“One of the biggest problems facing young people in the world today is alcohol abuse,” Denver said. “Right or wrong, we as performers can set an example. We can lead young people to a better way.”

Even while conceding clean and sober as a worthy trend, some performers seem ambivalent about the lengths to which it should go. Pat MacDonald of the husband-and-wife duo Timbuk 3 said he opposes “zero tolerance” and believes that some drugs, including marijuana, fail to pack the wallop that alcohol does.

But he hastened to note that he and his wife Barbara K are clean and sober “because we want to be,” and have been for four years.

Browne said that while he has been free from drugs for years, he views his experiences with psychedelics early in his career as “valuable” from a creative standpoint.


He said the law-enforcement tendency to lump all drugs in a single category is not only wrong but pernicious, that some are far more damaging than others and that alcohol may be the worst.

“Four kids in my neighborhood were killed in a flaming car crash not long ago,” he said. “They were just burned alive in the car, and alcohol was the reason. The effects alcohol has on people’s lives are just devastating.”

The Rapid City show was designed to benefit various Indian groups, one of which was the Alcohol and Family Wellness Coalition. Roberta Whitecalf, a counselor who works with child and adult alcoholics, said that 98% of the people on South Dakota’s Pine Ridge Indian Reservation are “directly or indirectly” affected by alcoholism.

The other statistics encircling Pine Ridge are staggering--81% unemployment and an annual income per family of $2,637, according to officials in Shannon County.

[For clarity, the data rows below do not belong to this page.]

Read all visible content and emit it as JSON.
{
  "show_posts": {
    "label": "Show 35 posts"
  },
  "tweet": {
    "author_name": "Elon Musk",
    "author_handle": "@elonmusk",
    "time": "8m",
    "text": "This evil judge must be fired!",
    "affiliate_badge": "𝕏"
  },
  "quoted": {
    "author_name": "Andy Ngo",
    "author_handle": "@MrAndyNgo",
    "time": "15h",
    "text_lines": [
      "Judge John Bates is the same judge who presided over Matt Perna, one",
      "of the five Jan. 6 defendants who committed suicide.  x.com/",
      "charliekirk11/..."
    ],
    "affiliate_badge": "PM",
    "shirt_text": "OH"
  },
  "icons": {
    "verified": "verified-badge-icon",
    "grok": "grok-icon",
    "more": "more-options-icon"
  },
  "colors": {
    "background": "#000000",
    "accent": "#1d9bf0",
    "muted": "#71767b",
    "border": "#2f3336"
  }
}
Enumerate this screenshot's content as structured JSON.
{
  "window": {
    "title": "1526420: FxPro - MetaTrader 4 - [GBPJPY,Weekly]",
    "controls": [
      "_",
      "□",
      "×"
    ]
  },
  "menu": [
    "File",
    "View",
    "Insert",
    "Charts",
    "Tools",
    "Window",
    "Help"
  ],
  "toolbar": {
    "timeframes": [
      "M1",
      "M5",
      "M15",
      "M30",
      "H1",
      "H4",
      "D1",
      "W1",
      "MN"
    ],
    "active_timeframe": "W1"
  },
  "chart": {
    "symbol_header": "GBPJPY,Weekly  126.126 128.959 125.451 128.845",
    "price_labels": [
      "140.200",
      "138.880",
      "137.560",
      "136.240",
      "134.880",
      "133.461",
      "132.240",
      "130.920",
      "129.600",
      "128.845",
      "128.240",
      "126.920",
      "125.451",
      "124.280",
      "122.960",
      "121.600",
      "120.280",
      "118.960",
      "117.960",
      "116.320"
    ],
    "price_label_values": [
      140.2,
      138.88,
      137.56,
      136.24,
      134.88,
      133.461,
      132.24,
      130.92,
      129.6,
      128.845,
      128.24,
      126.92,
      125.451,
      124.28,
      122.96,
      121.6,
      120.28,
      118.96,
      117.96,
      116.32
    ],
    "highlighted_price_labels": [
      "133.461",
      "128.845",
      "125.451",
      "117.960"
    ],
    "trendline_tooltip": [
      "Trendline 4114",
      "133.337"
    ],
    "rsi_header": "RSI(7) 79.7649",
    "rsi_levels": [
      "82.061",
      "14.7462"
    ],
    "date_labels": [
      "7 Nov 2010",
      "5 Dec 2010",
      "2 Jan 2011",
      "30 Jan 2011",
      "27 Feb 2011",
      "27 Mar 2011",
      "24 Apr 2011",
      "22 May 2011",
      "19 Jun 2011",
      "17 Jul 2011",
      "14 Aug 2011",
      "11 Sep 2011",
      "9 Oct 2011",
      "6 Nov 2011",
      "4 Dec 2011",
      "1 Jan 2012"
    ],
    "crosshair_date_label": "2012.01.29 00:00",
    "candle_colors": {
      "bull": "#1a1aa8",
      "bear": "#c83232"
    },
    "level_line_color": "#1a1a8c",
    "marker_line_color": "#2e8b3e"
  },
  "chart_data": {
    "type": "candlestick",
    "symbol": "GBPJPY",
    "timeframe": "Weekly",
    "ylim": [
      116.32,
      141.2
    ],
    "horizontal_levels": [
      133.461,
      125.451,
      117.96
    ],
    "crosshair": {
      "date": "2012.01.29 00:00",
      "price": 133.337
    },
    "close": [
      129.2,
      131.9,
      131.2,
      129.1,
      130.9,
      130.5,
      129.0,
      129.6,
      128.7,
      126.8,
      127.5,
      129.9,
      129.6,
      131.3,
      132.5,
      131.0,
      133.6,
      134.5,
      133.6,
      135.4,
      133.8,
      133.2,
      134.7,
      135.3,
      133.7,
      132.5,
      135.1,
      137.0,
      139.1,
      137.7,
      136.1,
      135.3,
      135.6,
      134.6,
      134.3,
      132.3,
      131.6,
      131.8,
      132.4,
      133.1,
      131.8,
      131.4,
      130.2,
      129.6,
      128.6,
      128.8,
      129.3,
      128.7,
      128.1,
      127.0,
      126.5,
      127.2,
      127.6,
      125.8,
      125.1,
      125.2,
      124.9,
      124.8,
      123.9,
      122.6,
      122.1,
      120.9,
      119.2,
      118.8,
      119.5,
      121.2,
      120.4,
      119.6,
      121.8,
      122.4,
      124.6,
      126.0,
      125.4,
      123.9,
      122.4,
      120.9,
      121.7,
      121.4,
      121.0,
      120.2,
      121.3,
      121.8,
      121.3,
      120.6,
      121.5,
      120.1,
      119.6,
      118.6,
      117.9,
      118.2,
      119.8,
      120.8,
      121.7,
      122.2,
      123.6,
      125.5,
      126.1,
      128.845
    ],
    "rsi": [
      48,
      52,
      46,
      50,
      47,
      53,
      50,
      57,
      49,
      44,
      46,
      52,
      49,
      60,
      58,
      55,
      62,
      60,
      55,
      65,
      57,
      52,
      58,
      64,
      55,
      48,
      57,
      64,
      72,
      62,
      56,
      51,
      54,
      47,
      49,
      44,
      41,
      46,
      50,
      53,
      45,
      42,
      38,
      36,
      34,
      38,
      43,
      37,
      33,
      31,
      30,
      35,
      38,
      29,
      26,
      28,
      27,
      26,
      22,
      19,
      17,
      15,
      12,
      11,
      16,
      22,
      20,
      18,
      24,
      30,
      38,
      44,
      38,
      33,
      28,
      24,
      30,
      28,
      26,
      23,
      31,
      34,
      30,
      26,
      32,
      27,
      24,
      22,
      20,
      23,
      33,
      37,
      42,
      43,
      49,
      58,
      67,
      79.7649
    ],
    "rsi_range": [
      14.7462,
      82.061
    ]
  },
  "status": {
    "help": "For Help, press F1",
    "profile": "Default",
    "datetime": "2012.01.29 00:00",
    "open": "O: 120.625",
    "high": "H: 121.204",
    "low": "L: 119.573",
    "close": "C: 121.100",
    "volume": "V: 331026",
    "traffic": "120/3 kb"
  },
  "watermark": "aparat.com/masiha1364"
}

But it isn’t just the people who heard the music whose lives have been damaged by alcoholism. The artists who sang the songs have been victims as well.

Browne said that his father, who died several years ago from Alzheimer’s disease, was an alcoholic.

“It was hard to calculate the effects that his drinking had on us growing up,” said Browne, who as a child lived in Highland Park and Fullerton. “But in later years, it was evident that the effect was considerable.

“Dad died of Alzheimer’s, but it was vastly complicated by drinking. A neurosurgeon who was a friend of my father’s took me aside and said, ‘You should know your dad drank and drank and drank.’ I guess Dad prided himself on his ability to hold his liquor.”


Even though the clean and sober concept derives in part from social and political views, Kris Kristofferson said “the need to recover” comes down to the most basic of all concepts: the family.

“I need it for clarity in my work and in my life,” he said. “I made it a policy never to get loaded in front of my kids, but my example was poor. I wasn’t there even when I was. . . . I don’t want to be a bad example for my kids or an embarrassment to the causes I believe in.”

Will the record-buying public follow rock down a clean and sober road? Greg Kouri, a 21-year-old resident of Sioux Falls who came to the concert, said the reason for the low turnout may have been that “some people were turned off by the clean and sober aspect. They knew they couldn’t get a drink here.”

Whether the public follows or not, Browne said the pop world has a necessity to rock to its own drummer. He said that being clean brings a remarkably good feeling, albeit one tinged with a sadness that nothing can change. As he says in the new version of the old “Cocaine”:


Look at me now, sharp as a tack

Except for those billions and billions of brain cells

I wouldn’t mind having back.